Packers have Ability to make Draft Night “Very Interesting”

Mar 1, 2022; Indianapolis, IN, USA; Green Bay Packers general manager Brian Gutekunst during the NFL Combine at the Indiana Convention Center. Mandatory Credit: Kirby Lee-USA TODAY Sports
Mar 1, 2022; Indianapolis, IN, USA; Green Bay Packers general manager Brian Gutekunst during the NFL Combine at the Indiana Convention Center. Mandatory Credit: Kirby Lee-USA TODAY Sports /

There are certainly similarities between how current Green Bay Packers GM Brian Gutekunst operates and how former GM Ted Thompson did things. But there are differences as well—perhaps most notably, Gutey’s willingness to go and get his guy in the draft.

Gutekunst now has four drafts under his belt as GM, and in all four, he has traded up at least once, including three times in the first round.

In 2018, Gutey would move back up to take Jaire Alexander, and then that same year, in Round 3, he would trade up for Oren Burks.
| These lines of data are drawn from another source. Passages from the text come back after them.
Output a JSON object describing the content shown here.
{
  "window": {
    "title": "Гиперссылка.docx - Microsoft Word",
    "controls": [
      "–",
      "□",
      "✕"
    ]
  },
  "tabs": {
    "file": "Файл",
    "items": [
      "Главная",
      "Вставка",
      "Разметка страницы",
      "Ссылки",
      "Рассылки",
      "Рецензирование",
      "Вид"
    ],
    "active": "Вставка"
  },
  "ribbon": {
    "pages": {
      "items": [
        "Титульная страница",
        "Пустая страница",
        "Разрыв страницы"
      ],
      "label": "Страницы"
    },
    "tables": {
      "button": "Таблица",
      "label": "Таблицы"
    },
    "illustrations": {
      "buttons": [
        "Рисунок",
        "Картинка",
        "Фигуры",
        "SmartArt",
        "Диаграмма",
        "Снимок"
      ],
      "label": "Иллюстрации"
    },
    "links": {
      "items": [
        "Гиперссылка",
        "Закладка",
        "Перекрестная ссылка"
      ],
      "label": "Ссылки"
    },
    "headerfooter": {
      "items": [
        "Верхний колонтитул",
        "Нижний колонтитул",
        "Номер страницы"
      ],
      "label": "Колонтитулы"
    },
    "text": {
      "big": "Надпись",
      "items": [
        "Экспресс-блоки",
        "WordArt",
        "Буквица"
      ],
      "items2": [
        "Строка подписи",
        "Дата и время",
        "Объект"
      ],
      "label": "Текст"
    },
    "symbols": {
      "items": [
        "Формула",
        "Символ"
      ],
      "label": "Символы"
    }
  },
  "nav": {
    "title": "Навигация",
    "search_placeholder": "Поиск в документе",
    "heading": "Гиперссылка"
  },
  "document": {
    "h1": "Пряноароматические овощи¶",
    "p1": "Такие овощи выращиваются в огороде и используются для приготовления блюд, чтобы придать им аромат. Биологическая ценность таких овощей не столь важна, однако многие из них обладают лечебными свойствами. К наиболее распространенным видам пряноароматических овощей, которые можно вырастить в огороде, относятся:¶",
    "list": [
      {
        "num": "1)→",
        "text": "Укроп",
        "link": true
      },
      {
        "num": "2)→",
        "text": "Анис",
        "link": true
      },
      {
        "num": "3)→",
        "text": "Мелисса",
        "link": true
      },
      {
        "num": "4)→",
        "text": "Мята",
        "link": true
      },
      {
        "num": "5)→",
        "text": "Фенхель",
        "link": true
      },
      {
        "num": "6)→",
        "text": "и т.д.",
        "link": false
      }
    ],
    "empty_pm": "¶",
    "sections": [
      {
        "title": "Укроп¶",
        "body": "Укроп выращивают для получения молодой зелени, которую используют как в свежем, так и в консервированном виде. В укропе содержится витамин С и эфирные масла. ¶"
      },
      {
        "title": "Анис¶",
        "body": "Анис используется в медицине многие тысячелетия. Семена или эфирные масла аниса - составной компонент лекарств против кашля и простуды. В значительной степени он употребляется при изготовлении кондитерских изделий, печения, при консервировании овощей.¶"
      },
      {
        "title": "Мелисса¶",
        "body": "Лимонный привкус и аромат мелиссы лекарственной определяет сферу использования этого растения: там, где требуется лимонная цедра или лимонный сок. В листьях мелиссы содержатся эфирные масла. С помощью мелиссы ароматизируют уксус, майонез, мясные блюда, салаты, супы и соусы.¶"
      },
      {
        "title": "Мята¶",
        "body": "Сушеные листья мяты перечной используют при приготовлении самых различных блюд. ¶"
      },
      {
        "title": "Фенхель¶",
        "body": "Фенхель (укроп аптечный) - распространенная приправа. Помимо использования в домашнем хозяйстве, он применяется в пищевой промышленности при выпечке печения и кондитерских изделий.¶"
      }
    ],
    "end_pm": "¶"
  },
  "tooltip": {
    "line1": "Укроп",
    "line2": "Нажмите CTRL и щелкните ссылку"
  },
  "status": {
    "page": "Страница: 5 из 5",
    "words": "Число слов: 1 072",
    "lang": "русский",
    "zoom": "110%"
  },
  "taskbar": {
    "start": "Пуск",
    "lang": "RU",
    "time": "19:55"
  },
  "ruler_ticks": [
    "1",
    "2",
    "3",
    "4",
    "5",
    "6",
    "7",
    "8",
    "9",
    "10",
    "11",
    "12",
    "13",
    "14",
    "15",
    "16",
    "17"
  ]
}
In 2019 and 2020, Gutey moved up in Round 1 to take Darnell Savage and Jordan Love, while last year, he moved up again in the third round, this time for Amari Rodgers.

So we know Gutey has no issue moving around to get his guy, and as we look ahead to this year’s draft, the Packers are in a position to do that once again.–and they are likely even better equipped to do so than in previous years.

After trading Davante Adams, the Packers have four picks in the top-59, including a pair of first-round picks, seven selections within the first four rounds, and 11 in total.

Eleven picks are a lot, in fact, it’s the second-highest amount among all teams this year. And that is why I don’t believe the Packers will make all 11 selections when you factor in Gutekunst’s history in the draft and the massive need that the team has at receiver.

While there are certainly other needs they should address throughout the draft, such as edge rusher, tight end, safety, and the interior defensive line, among others, by re-signing players like Rasul Douglas, De’Vondre Campbell, Robert Tonyan, while also adding Jarran Reed, none of the aforementioned positions have to be addressed right away either. If they do, that’s great! But it’s also not a requirement with how the roster is currently constructed.

Instead, the Packers can let the board fall, take the best player available in many instances, and really focus on receiver—which by my account, is the only position that must be added to early on.

So having that flexibility at other positions and the excess draft capital, including several premium picks, allows Green Bay to be aggressive early on and move up from pick 22 if needed for a player such as Drake London or Chris Olave.

Or perhaps Green Bay can flip a draft pick — or two — in a trade for a veteran player, such as Laviska Shenault or DeVante Parker, for example.

We know that Gutekunst had interest in moving up for both Justin Jefferson and Brandon Aiyuk in the 2020 NFL Draft, but in both instances, that was unable to come to fruition. This year, however, the Packers are much better equipped with all of the draft capital that they have to get their guy.

Perhaps foreshadowing what is to come, as Mark Murphy said on Wednesday, the draft could be “very interesting” for the Green Bay Packers.

"“I know Brian and his staff — with the draft capital that we have, I think … let’s just say the draft is going to be very interesting this year,” said Murphy via Packer Report. “I think we can really help ourselves.”"

Whether it be trading up or making a trade with another team, I imagine that Gutekunst and Co. will be looking to make some sort of splash, given the hole at the receiver position, the amount of draft picks that the Packers have, along with being pretty well established at just about every other position on the roster.

This is a team that is trying to capitalize on their Super Bowl window, and they’ve operated aggressively, especially from a salary cap perspective, over the last two years. There’s no reason to think they won’t try to maintain that approach in this year’s draft.